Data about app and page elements
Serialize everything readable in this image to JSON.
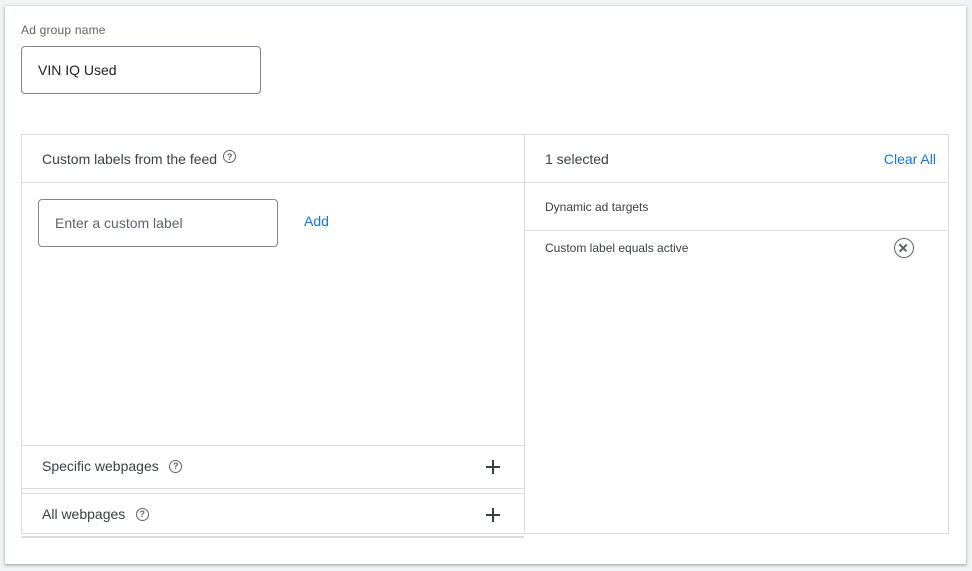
{
  "ad_group": {
    "label": "Ad group name",
    "value": "VIN IQ Used"
  },
  "left_panel": {
    "header": "Custom labels from the feed",
    "header_icon": "help-icon",
    "input_placeholder": "Enter a custom label",
    "add_label": "Add",
    "sections": [
      {
        "label": "Specific webpages",
        "icon": "help-icon",
        "action_icon": "plus-icon"
      },
      {
        "label": "All webpages",
        "icon": "help-icon",
        "action_icon": "plus-icon"
      }
    ]
  },
  "right_panel": {
    "selected_count": "1 selected",
    "clear_all": "Clear All",
    "group_title": "Dynamic ad targets",
    "targets": [
      {
        "label": "Custom label equals active",
        "action_icon": "remove-icon"
      }
    ]
  },
  "colors": {
    "accent": "#1a73e8",
    "border": "#dadce0",
    "text": "#3c4043"
  }
}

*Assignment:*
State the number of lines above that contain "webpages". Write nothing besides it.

*Response box:*
2